Listen & Learn Ladies

Cervical cancer and HPV vaccine patient education on the radio

/ Author:  / Reviewed by: Robert Carlson, M.D

(RxWiki News) What’s the best way to get the word out about major health issues? For certain groups, a short story on the radio can reach and educate a lot of people easily and successfully.

A recent study tested the effectiveness of the human papillomavirus (HPV) vaccine education through a short story radio broadcast directed at Hispanics.

The study found that those who listened to these stories knew more about the virus and the disease it causes.

"Talk to your doctor about HPV vaccines."

Deanna Kepka, MPH, researcher at the National Cancer Institute, led the investigation. Cervical cancer can be caused by the human papillomavirus (HPV). The Centers for Disease Control and Prevention (CDC) recommends HPV vaccination for the prevention of most types of cervical cancer.

Hispanic women tend to contract cervical cancer 1.5 times more often than non-Hispanic white women in the US.

Researchers tested ways to get the word out to Hispanic parents about vaccinating their daughters.

For the small study, 88 parents with daughters aged 9-17 were split into two groups.

The first group listened to a five-minute Spanish-language radionovela, a short story broadcast on the radio.

The radionovela told the story of a young girl and her family learning about the HPV vaccine, talking to healthcare professionals and finally deciding have the girl vaccinated.

The second group listened to a public service announcement (PSA).

Parents were given an HPV knowledge test before and after listening to the broadcasts.

Post-listening tests showed that people who listened to the HPV radionovela learned more about HPV than the PSA group:

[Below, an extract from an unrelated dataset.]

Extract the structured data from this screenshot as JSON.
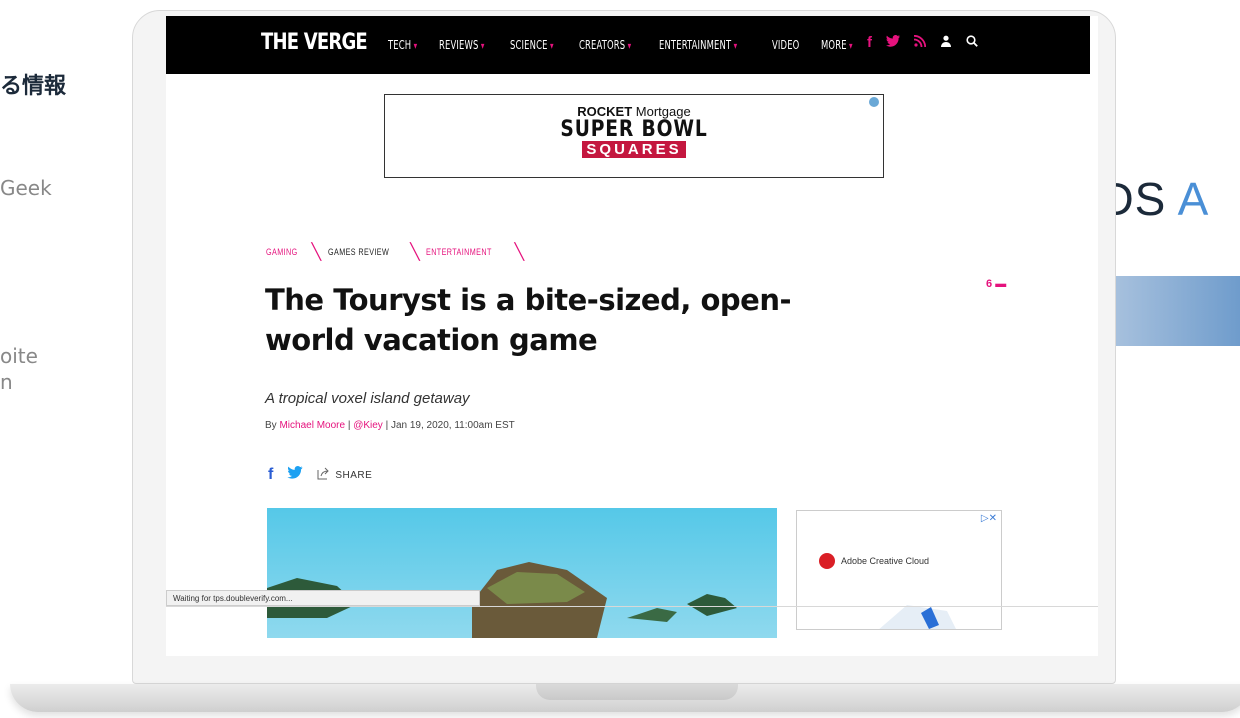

  • Is HPV a common infection? The answer is yes: 70 percent of HPV group answered correctly vs. 48 percent of the PSA group.
  • Women are able to tell whether or not they have an HPV infection on their own. Yes or No? The answer is no: 53 percent of the HPV group were correct vs. 31 percent of the PSA group.
  • What is the recommended age range to receive the HPV vaccine? The answer is 10-26: 87 percent of the HPV group answered correctly vs. 68 percent of the PSA group.
  • Are multiple doses necessary for the HPV vaccine? The answer is yes -3 shots over 6 months for either vaccine: 48 percent of the HPV group answered correctly vs. 26 percent of the PSA group.

Study authors concluded, “The HPV vaccine radionovela improved HPV and HPV vaccine knowledge and attitudes. Radionovela health education may be an efficacious strategy to increase HPV vaccine awareness among Hispanic parents.”

There are two licensed HPV vaccines in the US. Cervarix is recommended for young women age 10-25, and Gardasil is recommended for females age 11-26.

Radionovela education was part of a targeted program to reach high-risk groups like Hispanic women at risk for HPV and cervical cancer.

This study was published in December 2011 in the Journal of Community Health.

Funding for this study was provided by the Agency for Healthcare Research and Quality. No conflicts of interest were found.

Reviewed by: 
Review Date: 
September 11, 2012
Last Updated:
May 6, 2013